So, I now have some data recovery software and it has found 250GB of data but the file names are gone. I have those files transferred to the PC at the moment but my main hope is that I win a NAS enclosure the same as the one I did have. I will use this to get the data from the HDD assuming I can just plug the drives into the enclosure and it will be happy to let me read the data from them.

Reading online there are people who keep three or four copies of their data. This is something I am going to do in the future. I will have copies in the following locations:

  • PC
  • NAS Drive
  • Large capacity USB
  • Cloud

This will take a little organising but seeing as I was only at around half a terabyte on the old NAS I think I’ll be ok for a while. One of the disks I have taken out the old enclosure will be fitted into the PC and be used as the PC backup disk. I will use a USB stick plugged into the NAS to back that up and I will generally transfer stuff to the cloud as often as possible. I am currently a little sad about it all and I’m hoping that in a week’s time I’ll be fixed, up and running and generally a lot more cheery. There will be updates.


While on my trip to Washington DC I met someone who asked me for my opinion on a bracelet / wrist band thing they had bought. I was worried at first because these things tend to be utter rubbish, woo if you will. There are many performance bands that are supposed to interact with your body’s vibrations and improve your coordination and these are all fraud. They don’t work and they never will.
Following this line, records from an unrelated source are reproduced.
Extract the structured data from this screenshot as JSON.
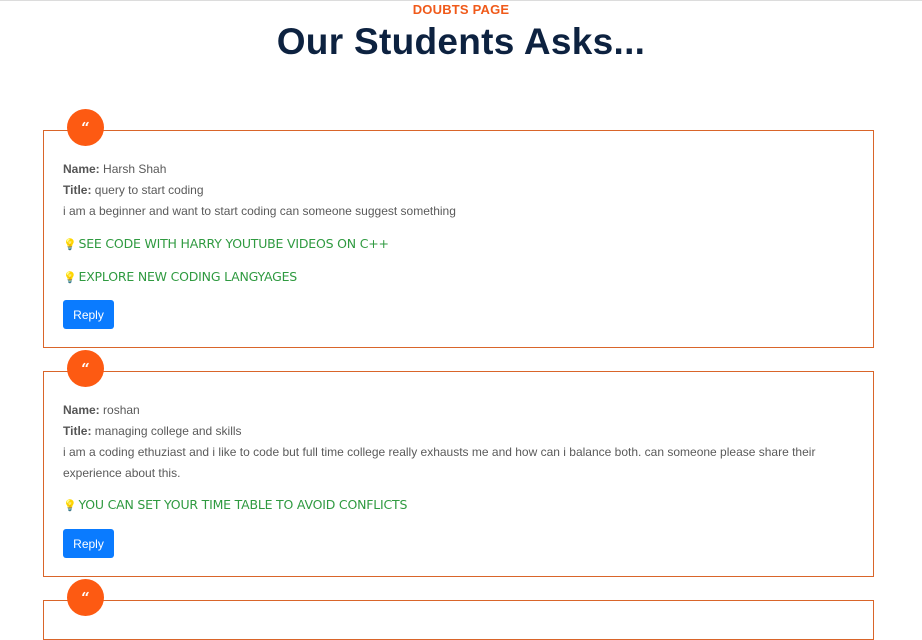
{
  "header": {
    "eyebrow": "DOUBTS PAGE",
    "title": "Our Students Asks..."
  },
  "quote_glyph": "“",
  "bulb_glyph": "💡",
  "labels": {
    "name": "Name:",
    "title": "Title:"
  },
  "reply_label": "Reply",
  "colors": {
    "accent": "#fd5a12",
    "border": "#d9652a",
    "heading": "#0d2240",
    "answer": "#2f9a40",
    "button": "#0a7bff"
  },
  "posts": [
    {
      "name": "Harsh Shah",
      "title": "query to start coding",
      "body": "i am a beginner and want to start coding can someone suggest something",
      "answers": [
        "SEE CODE WITH HARRY YOUTUBE VIDEOS ON C++",
        "EXPLORE NEW CODING LANGYAGES"
      ]
    },
    {
      "name": "roshan",
      "title": "managing college and skills",
      "body": "i am a coding ethuziast and i like to code but full time college really exhausts me and how can i balance both. can someone please share their experience about this.",
      "answers": [
        "YOU CAN SET YOUR TIME TABLE TO AVOID CONFLICTS"
      ]
    }
  ]
}
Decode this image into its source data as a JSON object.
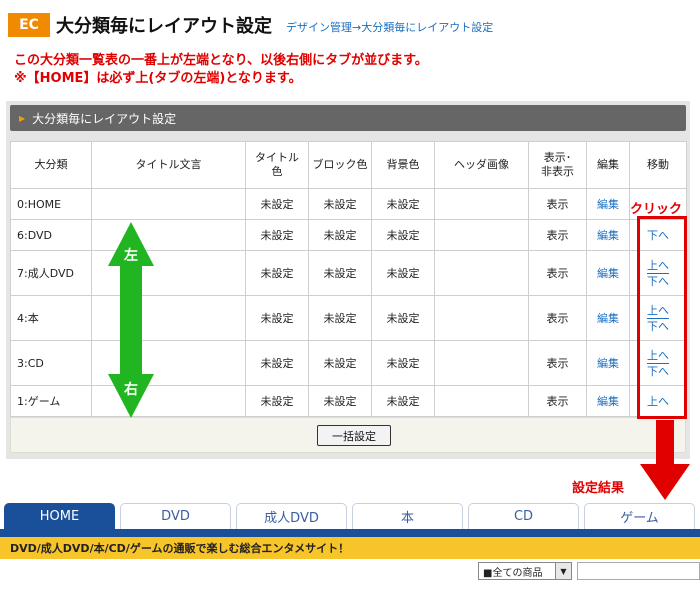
{
  "header": {
    "badge": "EC",
    "title": "大分類毎にレイアウト設定",
    "breadcrumb": "デザイン管理→大分類毎にレイアウト設定"
  },
  "notice": {
    "line1": "この大分類一覧表の一番上が左端となり、以後右側にタブが並びます。",
    "line2": "※【HOME】は必ず上(タブの左端)となります。"
  },
  "panel": {
    "title": "大分類毎にレイアウト設定",
    "columns": {
      "category": "大分類",
      "title_text": "タイトル文言",
      "title_color_1": "タイトル",
      "title_color_2": "色",
      "block_color": "ブロック色",
      "bg_color": "背景色",
      "header_image": "ヘッダ画像",
      "display_1": "表示･",
      "display_2": "非表示",
      "edit": "編集",
      "move": "移動"
    },
    "rows": [
      {
        "category": "0:HOME",
        "title_color": "未設定",
        "block_color": "未設定",
        "bg_color": "未設定",
        "display": "表示",
        "edit": "編集",
        "move_up": "",
        "move_down": ""
      },
      {
        "category": "6:DVD",
        "title_color": "未設定",
        "block_color": "未設定",
        "bg_color": "未設定",
        "display": "表示",
        "edit": "編集",
        "move_up": "",
        "move_down": "下へ"
      },
      {
        "category": "7:成人DVD",
        "title_color": "未設定",
        "block_color": "未設定",
        "bg_color": "未設定",
        "display": "表示",
        "edit": "編集",
        "move_up": "上へ",
        "move_down": "下へ"
      },
      {
        "category": "4:本",
        "title_color": "未設定",
        "block_color": "未設定",
        "bg_color": "未設定",
        "display": "表示",
        "edit": "編集",
        "move_up": "上へ",
        "move_down": "下へ"
      },
      {
        "category": "3:CD",
        "title_color": "未設定",
        "block_color": "未設定",
        "bg_color": "未設定",
        "display": "表示",
        "edit": "編集",
        "move_up": "上へ",
        "move_down": "下へ"
      },
      {
        "category": "1:ゲーム",
        "title_color": "未設定",
        "block_color": "未設定",
        "bg_color": "未設定",
        "display": "表示",
        "edit": "編集",
        "move_up": "上へ",
        "move_down": ""
      }
    ],
    "bulk_button": "一括設定"
  },
  "annotations": {
    "left": "左",
    "right": "右",
    "click": "クリック",
    "result": "設定結果"
  },
  "tabs": [
    "HOME",
    "DVD",
    "成人DVD",
    "本",
    "CD",
    "ゲーム"
  ],
  "active_tab": "HOME",
  "tagline": "DVD/成人DVD/本/CD/ゲームの通販で楽しむ総合エンタメサイト！",
  "search": {
    "select_value": "■全ての商品"
  },
  "colors": {
    "accent_orange": "#f08a00",
    "notice_red": "#e00000",
    "link_blue": "#1a6fc0",
    "tab_blue": "#1a4f9a",
    "tagline_yellow": "#f7c42a",
    "arrow_green": "#22b522"
  }
}
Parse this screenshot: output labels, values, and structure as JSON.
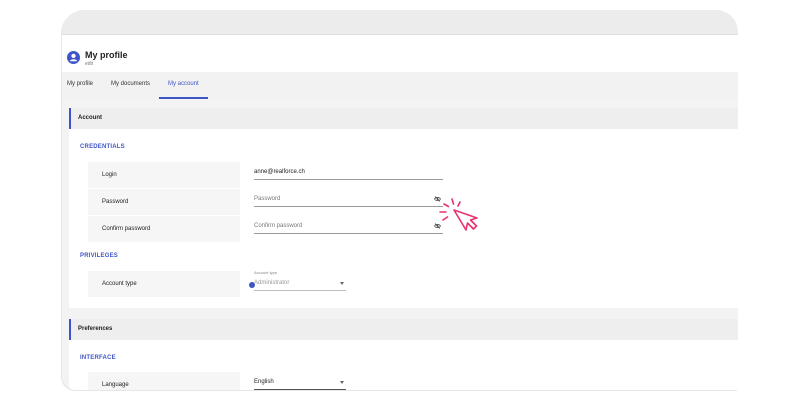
{
  "header": {
    "title": "My profile",
    "subtitle": "edit"
  },
  "tabs": [
    {
      "label": "My profile",
      "active": false
    },
    {
      "label": "My documents",
      "active": false
    },
    {
      "label": "My account",
      "active": true
    }
  ],
  "account": {
    "section_title": "Account",
    "credentials": {
      "group_title": "CREDENTIALS",
      "login": {
        "label": "Login",
        "value": "anne@realforce.ch"
      },
      "password": {
        "label": "Password",
        "placeholder": "Password"
      },
      "confirm_password": {
        "label": "Confirm password",
        "placeholder": "Confirm password"
      }
    },
    "privileges": {
      "group_title": "PRIVILEGES",
      "account_type": {
        "label": "Account type",
        "select_label": "Account type",
        "value": "Administrator"
      }
    }
  },
  "preferences": {
    "section_title": "Preferences",
    "interface": {
      "group_title": "INTERFACE",
      "language": {
        "label": "Language",
        "value": "English"
      }
    }
  },
  "colors": {
    "accent": "#3e55c8",
    "cursor": "#e8336d"
  },
  "icons": [
    "avatar-icon",
    "eye-off-icon",
    "info-icon",
    "chevron-down-icon",
    "pointer-click-icon"
  ]
}
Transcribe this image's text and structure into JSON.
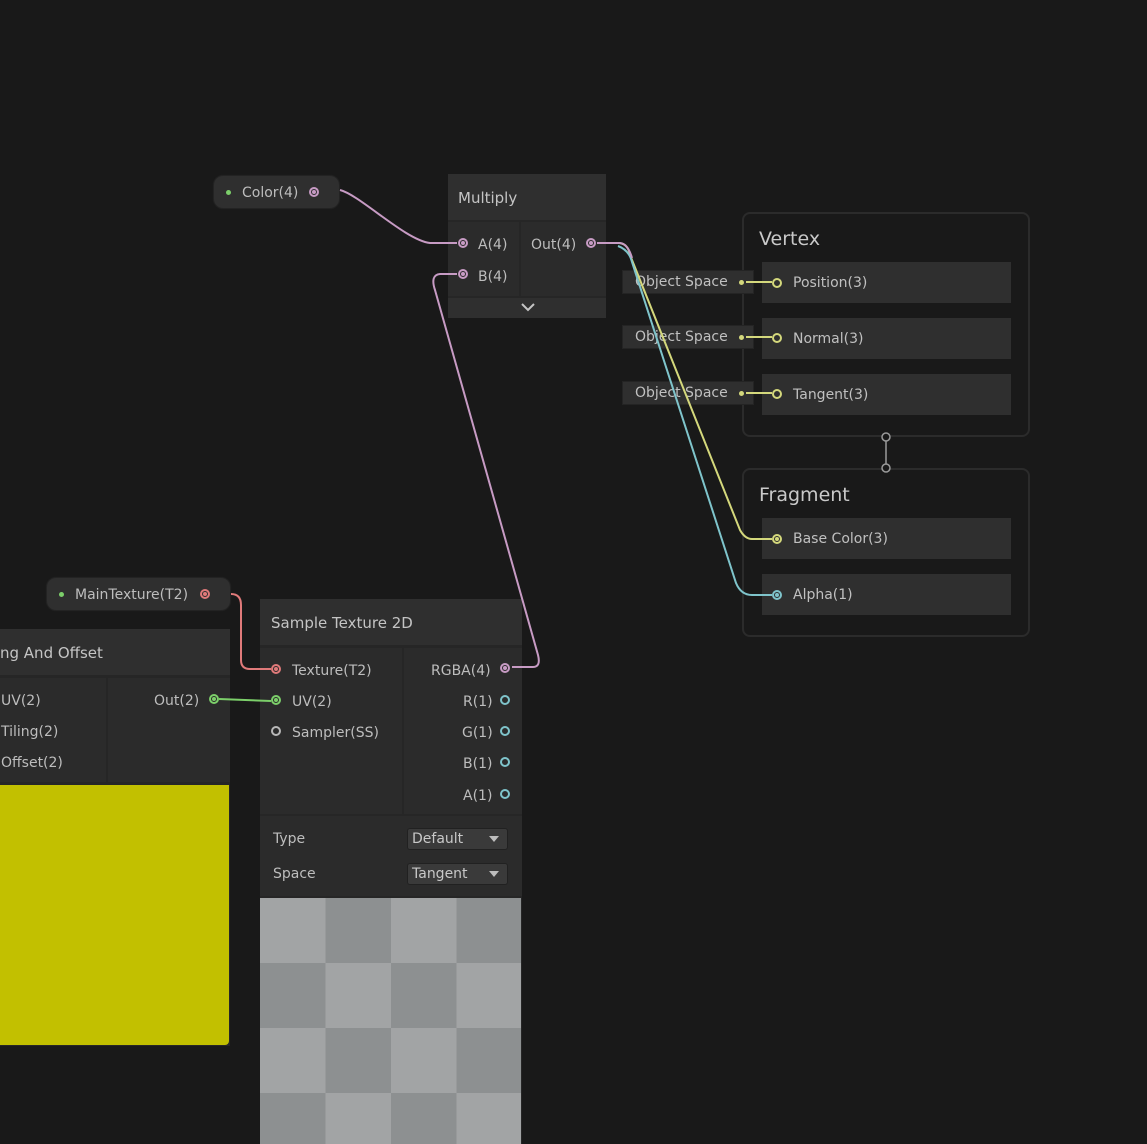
{
  "colors": {
    "canvas": "#191919",
    "vector4": "#c79bc4",
    "vector3": "#d4d87c",
    "vector2": "#7ccf6a",
    "vector1": "#7fc4cb",
    "texture": "#e07a7a",
    "sampler": "#b8b8b8",
    "preview_color": "#c2c000"
  },
  "properties": {
    "color": {
      "label": "Color(4)"
    },
    "main_texture": {
      "label": "MainTexture(T2)"
    }
  },
  "multiply": {
    "title": "Multiply",
    "inputs": [
      "A(4)",
      "B(4)"
    ],
    "output": "Out(4)",
    "expand_icon": "chevron-down-icon"
  },
  "tiling": {
    "title": "ng And Offset",
    "inputs": [
      "UV(2)",
      "Tiling(2)",
      "Offset(2)"
    ],
    "output": "Out(2)"
  },
  "sample_texture": {
    "title": "Sample Texture 2D",
    "inputs": [
      "Texture(T2)",
      "UV(2)",
      "Sampler(SS)"
    ],
    "outputs": [
      "RGBA(4)",
      "R(1)",
      "G(1)",
      "B(1)",
      "A(1)"
    ],
    "type_label": "Type",
    "type_value": "Default",
    "space_label": "Space",
    "space_value": "Tangent"
  },
  "vertex": {
    "title": "Vertex",
    "blocks": [
      "Position(3)",
      "Normal(3)",
      "Tangent(3)"
    ],
    "space": "Object Space"
  },
  "fragment": {
    "title": "Fragment",
    "blocks": [
      "Base Color(3)",
      "Alpha(1)"
    ]
  }
}
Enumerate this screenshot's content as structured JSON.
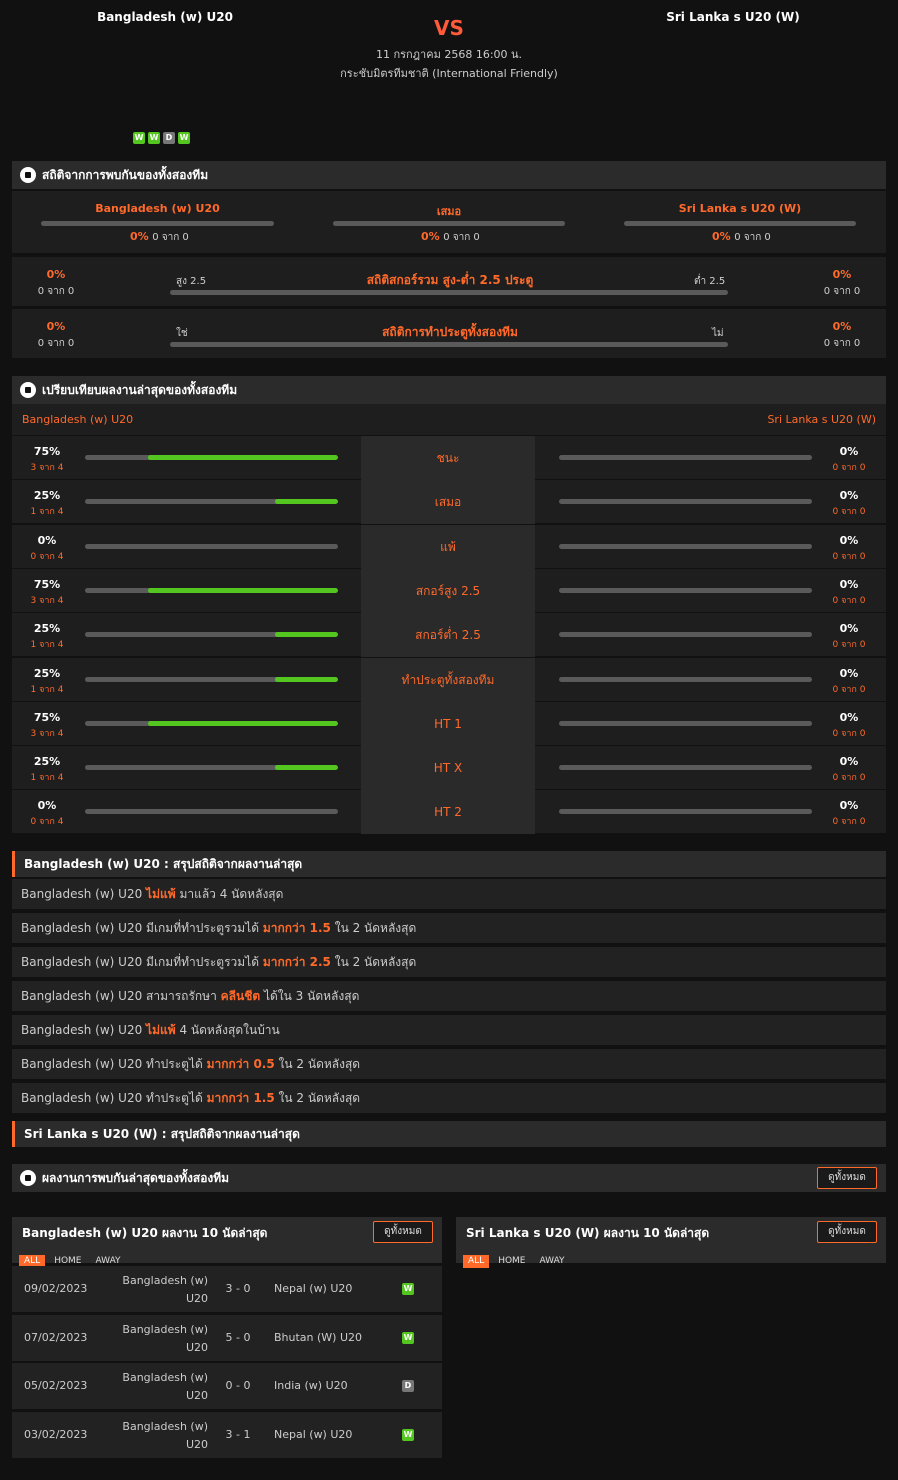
{
  "header": {
    "home": "Bangladesh (w) U20",
    "away": "Sri Lanka s U20 (W)",
    "vs": "VS",
    "datetime": "11 กรกฎาคม 2568 16:00 น.",
    "competition": "กระชับมิตรทีมชาติ (International Friendly)",
    "form": [
      "W",
      "W",
      "D",
      "W"
    ]
  },
  "h2h": {
    "title": "สถิติจากการพบกันของทั้งสองทีม",
    "cols": [
      {
        "label": "Bangladesh (w) U20",
        "pct": "0%",
        "sub": "0 จาก 0"
      },
      {
        "label": "เสมอ",
        "pct": "0%",
        "sub": "0 จาก 0"
      },
      {
        "label": "Sri Lanka s U20 (W)",
        "pct": "0%",
        "sub": "0 จาก 0"
      }
    ],
    "ou": {
      "title": "สถิติสกอร์รวม สูง-ต่ำ 2.5 ประตู",
      "left": "สูง 2.5",
      "right": "ต่ำ 2.5",
      "lpct": "0%",
      "lsub": "0 จาก 0",
      "rpct": "0%",
      "rsub": "0 จาก 0"
    },
    "btts": {
      "title": "สถิติการทำประตูทั้งสองทีม",
      "left": "ใช่",
      "right": "ไม่",
      "lpct": "0%",
      "lsub": "0 จาก 0",
      "rpct": "0%",
      "rsub": "0 จาก 0"
    }
  },
  "compare": {
    "title": "เปรียบเทียบผลงานล่าสุดของทั้งสองทีม",
    "home": "Bangladesh (w) U20",
    "away": "Sri Lanka s U20 (W)",
    "rows": [
      {
        "label": "ชนะ",
        "lpct": "75%",
        "lsub": "3 จาก 4",
        "lval": 0.75,
        "rpct": "0%",
        "rsub": "0 จาก 0",
        "rval": 0
      },
      {
        "label": "เสมอ",
        "lpct": "25%",
        "lsub": "1 จาก 4",
        "lval": 0.25,
        "rpct": "0%",
        "rsub": "0 จาก 0",
        "rval": 0
      },
      {
        "label": "แพ้",
        "lpct": "0%",
        "lsub": "0 จาก 4",
        "lval": 0,
        "rpct": "0%",
        "rsub": "0 จาก 0",
        "rval": 0
      },
      {
        "label": "สกอร์สูง 2.5",
        "lpct": "75%",
        "lsub": "3 จาก 4",
        "lval": 0.75,
        "rpct": "0%",
        "rsub": "0 จาก 0",
        "rval": 0
      },
      {
        "label": "สกอร์ต่ำ 2.5",
        "lpct": "25%",
        "lsub": "1 จาก 4",
        "lval": 0.25,
        "rpct": "0%",
        "rsub": "0 จาก 0",
        "rval": 0
      },
      {
        "label": "ทำประตูทั้งสองทีม",
        "lpct": "25%",
        "lsub": "1 จาก 4",
        "lval": 0.25,
        "rpct": "0%",
        "rsub": "0 จาก 0",
        "rval": 0
      },
      {
        "label": "HT 1",
        "lpct": "75%",
        "lsub": "3 จาก 4",
        "lval": 0.75,
        "rpct": "0%",
        "rsub": "0 จาก 0",
        "rval": 0
      },
      {
        "label": "HT X",
        "lpct": "25%",
        "lsub": "1 จาก 4",
        "lval": 0.25,
        "rpct": "0%",
        "rsub": "0 จาก 0",
        "rval": 0
      },
      {
        "label": "HT 2",
        "lpct": "0%",
        "lsub": "0 จาก 4",
        "lval": 0,
        "rpct": "0%",
        "rsub": "0 จาก 0",
        "rval": 0
      }
    ]
  },
  "summary_home": {
    "title": "Bangladesh (w) U20 : สรุปสถิติจากผลงานล่าสุด",
    "rows": [
      {
        "a": "Bangladesh (w) U20 ",
        "b": "ไม่แพ้",
        "c": " มาแล้ว 4 นัดหลังสุด"
      },
      {
        "a": "Bangladesh (w) U20 มีเกมที่ทำประตูรวมได้ ",
        "b": "มากกว่า 1.5",
        "c": " ใน 2 นัดหลังสุด"
      },
      {
        "a": "Bangladesh (w) U20 มีเกมที่ทำประตูรวมได้ ",
        "b": "มากกว่า 2.5",
        "c": " ใน 2 นัดหลังสุด"
      },
      {
        "a": "Bangladesh (w) U20 สามารถรักษา ",
        "b": "คลีนชีต",
        "c": " ได้ใน 3 นัดหลังสุด"
      },
      {
        "a": "Bangladesh (w) U20 ",
        "b": "ไม่แพ้",
        "c": " 4 นัดหลังสุดในบ้าน"
      },
      {
        "a": "Bangladesh (w) U20 ทำประตูได้ ",
        "b": "มากกว่า 0.5",
        "c": " ใน 2 นัดหลังสุด"
      },
      {
        "a": "Bangladesh (w) U20 ทำประตูได้ ",
        "b": "มากกว่า 1.5",
        "c": " ใน 2 นัดหลังสุด"
      }
    ]
  },
  "summary_away": {
    "title": "Sri Lanka s U20 (W) : สรุปสถิติจากผลงานล่าสุด"
  },
  "recent": {
    "title": "ผลงานการพบกันล่าสุดของทั้งสองทีม",
    "view_all": "ดูทั้งหมด",
    "home_title": "Bangladesh (w) U20 ผลงาน 10 นัดล่าสุด",
    "away_title": "Sri Lanka s U20 (W) ผลงาน 10 นัดล่าสุด",
    "tabs": [
      "ALL",
      "HOME",
      "AWAY"
    ],
    "matches": [
      {
        "date": "09/02/2023",
        "home": "Bangladesh (w) U20",
        "score": "3 - 0",
        "away": "Nepal (w) U20",
        "res": "W"
      },
      {
        "date": "07/02/2023",
        "home": "Bangladesh (w) U20",
        "score": "5 - 0",
        "away": "Bhutan (W) U20",
        "res": "W"
      },
      {
        "date": "05/02/2023",
        "home": "Bangladesh (w) U20",
        "score": "0 - 0",
        "away": "India (w) U20",
        "res": "D"
      },
      {
        "date": "03/02/2023",
        "home": "Bangladesh (w) U20",
        "score": "3 - 1",
        "away": "Nepal (w) U20",
        "res": "W"
      }
    ]
  }
}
If someone like Powerbalance can show that their bracelet works then we will have to re-write all of modern physics [similarly if ghosts exists then what are they made of? Get me the proof and we’ll develop new physics].

I had just been introduced to the Up by Jawbone wristband. A movement (not position) tracker. It has a gizmo inside that measures how much you move and then you can upload that data to your iPhone or android device. I was so excited by this that I went and bought one from the Apple shop in Georgetown [DC].

Up By Jawboen

The device is easy to use. You wear it on your wrist and then upload the data to your phone app twice a day. You don’t have to upload the data that often but it seems about right.

I have to say I have been really impressed with the data I can collect. The Up band will time and measure the distance of a run, it’ll buzz me when I’ve been inactive. It can tell what sort of sleep I am having and when I got up to look after my boys.

The big question is how to use the data. It’s all very well collecting this stuff but it’s another knowing what to do with it. I have no idea how to use this data to inform what I should do in the future. The walking and running data is fair enough, I know I can aim to move around more but the sleep data? I can only sleep how I sleep. Perhaps I need to search the interweb thing to see if I can find out how to improve my sleep without having to give up alcohol! I love my wristband. I love the information it collects and the graphics it shows me. I’m just not sure what it tells me!